- Use risk management and/or supply chain software. A risk management or supply chain software can help you continuously monitor your infrastructure to detect and remediate any issues as quickly as possible to minimize the impact of an attempted disruption or attack on your supply chain. It can also help you monitor suppliers’ compliance to security and compliance requirements throughout the supply chain lifecycle and simplify supplier risk assessments.
Supply chain risk management policy template
Still unsure of what your supply chain risk management policy should look like? We’ve created a template that you can use as a foundation for building your own.
Supply chain risk management software
Supply chain risk management software can help reduce the time and effort required to perform supply chain risk management activities, like conducting risk assessments, onboarding suppliers, and continuously monitoring their compliance.
The best supply chain risk management software can help simplify and streamline the following tasks:
- Supplier reviews: Risk management software can allow you to easily store, manage, and review supplier documentation to ensure they’re compliant.
- Supplier risk assessments: Some tools can provide risk recommendations based on the supplier’s assessment information you provide to help simplify the risk assessment process.
- Supplier access tracking: You can easily monitor and track third-party personnel system access using risk management software.
- Supplier Notifications: You should be able to notify suppliers, or be notified by suppliers, in case of any issues or alerts that may affect the supply chain.
- Continuous monitoring: A risk management tool can continuously monitor your suppliers’ security posture and their compliance with regulatory and industry frameworks.
When evaluating supply chain risk management software, look for a solution that offers an easy-to-use platform in addition to a team of security and compliance experts to guide your organization through every step of the supply chain risk management process.
How Secureframe can help companies manage supply chain risk
Secureframe is able to integrate with dozens of vendors and suppliers you're already using, retrieve their security information on your behalf, and provide a detailed report of their risk profile. Secureframe also allows you to document other details such as owners, types of data, and any due diligence notes from your supplier review.
Automating this repetitive, labor-intensive process can greatly speed up the process for evaluating and onboarding suppliers. Secureframe’s team of compliance experts can also help you complete faster risk assessments with auditor-certified security questionnaires.
To find out more about how Secureframe can improve your supply chain risk management process, request a demo of our platform today.
What are the 6 supply chain risks?
The 6 supply chain risks are:
- Economic risk: Bankruptcy, economic recession, or work stoppage

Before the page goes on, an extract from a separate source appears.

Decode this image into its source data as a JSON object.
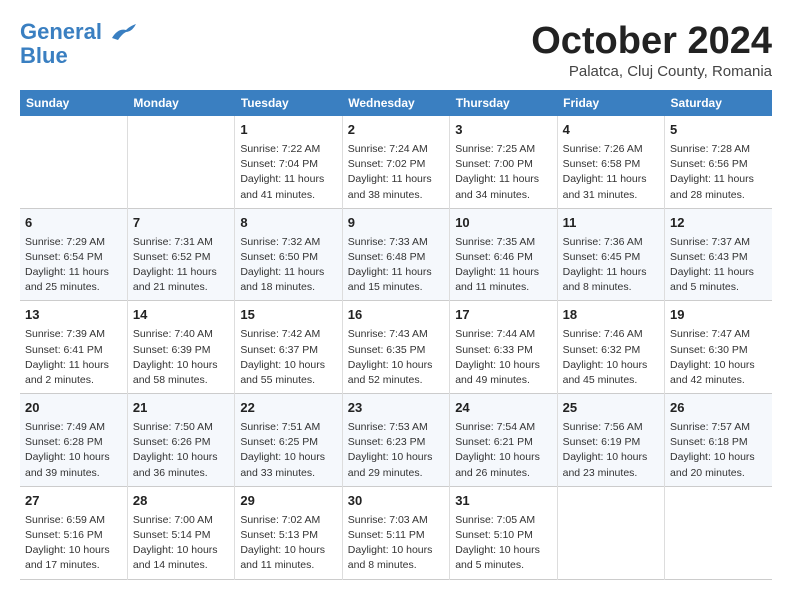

- Cybersecurity risk: Cyber attack results in loss of data and reputational harm.
- Environmental risk: Natural disasters, extreme weather, port closures, and man-made disasters.
- Reputational risk: Potential damage to public perception in partnering with third-party supplier.
- Operational risk: Flawed processes, procedures, or policies that could result in business disruption.
- Strategic risk: Technology, personnel, or events that could impact your business strategy or objective.
What are the 5 key steps in managing supply chain risk management?
Supply chain risk management involves 5 key steps:
- Identify and document known risks
- Complete a risk assessment to identify likelihood and impact
- Develop a risk mitigation strategy
- Develop a risk treatment plan
- Continuously monitor and improve your supply chain risk management